▶ **TASK**
The data must be returned in full, with no character altered.

▶ **STORED DATA**
────
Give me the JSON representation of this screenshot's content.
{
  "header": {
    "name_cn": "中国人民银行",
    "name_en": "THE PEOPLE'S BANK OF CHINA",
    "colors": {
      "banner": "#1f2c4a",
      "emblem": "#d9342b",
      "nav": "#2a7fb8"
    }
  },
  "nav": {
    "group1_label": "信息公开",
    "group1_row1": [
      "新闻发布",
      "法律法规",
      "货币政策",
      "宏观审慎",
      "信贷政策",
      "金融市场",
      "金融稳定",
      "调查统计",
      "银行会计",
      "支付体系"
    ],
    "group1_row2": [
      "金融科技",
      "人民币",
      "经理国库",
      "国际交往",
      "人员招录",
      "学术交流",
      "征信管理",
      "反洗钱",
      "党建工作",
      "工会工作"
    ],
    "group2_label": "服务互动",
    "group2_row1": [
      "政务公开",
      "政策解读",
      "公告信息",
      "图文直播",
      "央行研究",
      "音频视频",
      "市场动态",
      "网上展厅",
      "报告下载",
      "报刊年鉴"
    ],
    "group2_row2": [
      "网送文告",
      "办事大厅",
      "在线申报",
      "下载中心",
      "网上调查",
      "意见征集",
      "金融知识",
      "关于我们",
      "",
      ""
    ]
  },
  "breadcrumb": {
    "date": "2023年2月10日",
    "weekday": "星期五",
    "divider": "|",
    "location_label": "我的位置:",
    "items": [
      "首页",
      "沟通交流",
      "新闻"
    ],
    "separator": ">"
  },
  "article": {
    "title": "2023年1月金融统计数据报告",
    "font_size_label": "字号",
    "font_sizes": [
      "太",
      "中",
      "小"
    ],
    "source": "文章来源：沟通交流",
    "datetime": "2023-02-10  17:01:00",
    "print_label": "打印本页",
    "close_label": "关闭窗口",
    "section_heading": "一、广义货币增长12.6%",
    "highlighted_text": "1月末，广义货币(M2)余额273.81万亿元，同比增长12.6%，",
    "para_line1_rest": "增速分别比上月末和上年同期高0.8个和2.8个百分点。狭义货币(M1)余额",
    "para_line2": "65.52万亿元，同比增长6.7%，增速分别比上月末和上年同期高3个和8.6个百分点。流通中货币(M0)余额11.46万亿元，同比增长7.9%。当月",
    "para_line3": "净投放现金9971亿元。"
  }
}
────
▶ **EXPECTED ANSWER**
Give me the JSON representation of this screenshot's content.
{
  "header": {
    "name_cn": "中国人民银行",
    "name_en": "THE PEOPLE'S BANK OF CHINA",
    "colors": {
      "banner": "#1f2c4a",
      "emblem": "#d9342b",
      "nav": "#2a7fb8"
    }
  },
  "nav": {
    "group1_label": "信息公开",
    "group1_row1": [
      "新闻发布",
      "法律法规",
      "货币政策",
      "宏观审慎",
      "信贷政策",
      "金融市场",
      "金融稳定",
      "调查统计",
      "银行会计",
      "支付体系"
    ],
    "group1_row2": [
      "金融科技",
      "人民币",
      "经理国库",
      "国际交往",
      "人员招录",
      "学术交流",
      "征信管理",
      "反洗钱",
      "党建工作",
      "工会工作"
    ],
    "group2_label": "服务互动",
    "group2_row1": [
      "政务公开",
      "政策解读",
      "公告信息",
      "图文直播",
      "央行研究",
      "音频视频",
      "市场动态",
      "网上展厅",
      "报告下载",
      "报刊年鉴"
    ],
    "group2_row2": [
      "网送文告",
      "办事大厅",
      "在线申报",
      "下载中心",
      "网上调查",
      "意见征集",
      "金融知识",
      "关于我们",
      "",
      ""
    ]
  },
  "breadcrumb": {
    "date": "2023年2月10日",
    "weekday": "星期五",
    "divider": "|",
    "location_label": "我的位置:",
    "items": [
      "首页",
      "沟通交流",
      "新闻"
    ],
    "separator": ">"
  },
  "article": {
    "title": "2023年1月金融统计数据报告",
    "font_size_label": "字号",
    "font_sizes": [
      "太",
      "中",
      "小"
    ],
    "source": "文章来源：沟通交流",
    "datetime": "2023-02-10  17:01:00",
    "print_label": "打印本页",
    "close_label": "关闭窗口",
    "section_heading": "一、广义货币增长12.6%",
    "highlighted_text": "1月末，广义货币(M2)余额273.81万亿元，同比增长12.6%，",
    "para_line1_rest": "增速分别比上月末和上年同期高0.8个和2.8个百分点。狭义货币(M1)余额",
    "para_line2": "65.52万亿元，同比增长6.7%，增速分别比上月末和上年同期高3个和8.6个百分点。流通中货币(M0)余额11.46万亿元，同比增长7.9%。当月",
    "para_line3": "净投放现金9971亿元。"
  }
}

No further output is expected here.